Okay, I'll be honest. In case you haven't picked up on this yet, part of me loves this description because it reminds me of my own family. Not that our parents let us have a natural history museum in the living room, but there was a time that we had a snake and a caterpillar living in the laundry room. Needless to say, the snake ate the caterpillar. I think, at long last, I can forgive my older brother for his wicked creature's cruel nature. We put on plays for tolerant parents. We also had a natural division between the older and younger children in our family (also of eight children), a division that included the nomenclature: "The Three Little Boys," for my three younger brothers:

The Three Little Boys, circa Great Depression 

And yes, my little sister declared at one point that she would marry, not a governess (we weren't that sort of family), but my brother Charlie, ten years her senior, and her clear favorite, likely because she was his clear favorite. And, as much as I did grow up in any one place, the house we grew up in was a large, rambling affair with three stories and winding hallways and a great number of old house inconveniences. Dear siblings, I miss you.

Cleaning the kitchen has never been more fun.


  1. As Bonhoeffers catch fire, Dietriches draw flame,
    As hov’ring over stream in flowing rills
    The dragonflies descended from the hills
    To let the young knight-errant earn his name,
    And berries to his flowing pitcher came
    To grant Sabine her fair sororal fill;
    Look!—goes his self, alight with knightly will:
    The serpent lurks, but puts us not to shame.

    I say more: the looming laundry-snake
    That feasted on the caterpillar’s bones,
    Potentially a wicked fiery drake,
    Became the herald of a happy home—
    Because of the occasion he did make
    For sisterly forgiveness to be shown.

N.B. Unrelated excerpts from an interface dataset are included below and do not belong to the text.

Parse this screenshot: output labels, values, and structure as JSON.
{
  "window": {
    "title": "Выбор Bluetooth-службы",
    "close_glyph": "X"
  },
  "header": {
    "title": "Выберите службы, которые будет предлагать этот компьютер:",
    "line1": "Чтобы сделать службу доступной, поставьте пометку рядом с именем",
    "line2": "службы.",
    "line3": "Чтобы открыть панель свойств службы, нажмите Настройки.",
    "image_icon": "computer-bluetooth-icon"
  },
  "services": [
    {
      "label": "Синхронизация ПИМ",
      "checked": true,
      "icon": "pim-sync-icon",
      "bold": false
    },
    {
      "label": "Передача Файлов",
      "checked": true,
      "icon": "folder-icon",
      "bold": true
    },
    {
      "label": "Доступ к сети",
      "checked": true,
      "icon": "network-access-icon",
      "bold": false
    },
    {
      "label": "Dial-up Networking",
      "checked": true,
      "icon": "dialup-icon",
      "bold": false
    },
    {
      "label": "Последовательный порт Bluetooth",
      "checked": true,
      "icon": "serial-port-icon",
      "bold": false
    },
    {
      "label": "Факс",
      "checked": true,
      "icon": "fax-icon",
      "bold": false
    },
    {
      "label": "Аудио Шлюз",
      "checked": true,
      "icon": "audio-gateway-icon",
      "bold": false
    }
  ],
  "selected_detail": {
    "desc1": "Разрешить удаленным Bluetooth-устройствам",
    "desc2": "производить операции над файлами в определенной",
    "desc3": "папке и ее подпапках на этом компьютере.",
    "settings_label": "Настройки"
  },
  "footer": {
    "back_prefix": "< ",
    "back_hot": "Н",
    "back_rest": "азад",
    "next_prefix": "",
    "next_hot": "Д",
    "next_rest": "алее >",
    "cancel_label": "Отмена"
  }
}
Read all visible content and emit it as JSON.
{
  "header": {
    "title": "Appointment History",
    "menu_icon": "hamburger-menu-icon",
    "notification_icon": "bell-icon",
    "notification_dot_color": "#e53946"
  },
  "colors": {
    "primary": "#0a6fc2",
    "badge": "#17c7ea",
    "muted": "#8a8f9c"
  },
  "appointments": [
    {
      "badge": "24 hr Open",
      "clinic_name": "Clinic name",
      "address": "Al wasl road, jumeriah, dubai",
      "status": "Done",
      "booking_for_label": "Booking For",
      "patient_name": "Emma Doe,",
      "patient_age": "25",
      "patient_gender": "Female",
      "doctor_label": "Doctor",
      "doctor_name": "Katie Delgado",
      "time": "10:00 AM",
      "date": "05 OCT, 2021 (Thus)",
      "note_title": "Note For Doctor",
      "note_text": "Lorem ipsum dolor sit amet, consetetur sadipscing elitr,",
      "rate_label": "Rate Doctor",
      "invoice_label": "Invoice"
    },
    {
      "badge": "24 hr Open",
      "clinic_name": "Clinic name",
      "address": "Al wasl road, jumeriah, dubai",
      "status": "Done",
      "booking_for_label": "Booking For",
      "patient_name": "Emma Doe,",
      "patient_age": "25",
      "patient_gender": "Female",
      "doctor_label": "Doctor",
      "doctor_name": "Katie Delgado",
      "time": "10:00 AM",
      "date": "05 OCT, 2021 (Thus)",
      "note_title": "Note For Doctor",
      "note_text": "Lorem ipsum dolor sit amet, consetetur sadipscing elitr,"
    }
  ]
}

    1. You never fail to delight. Thank you for your poem, friend.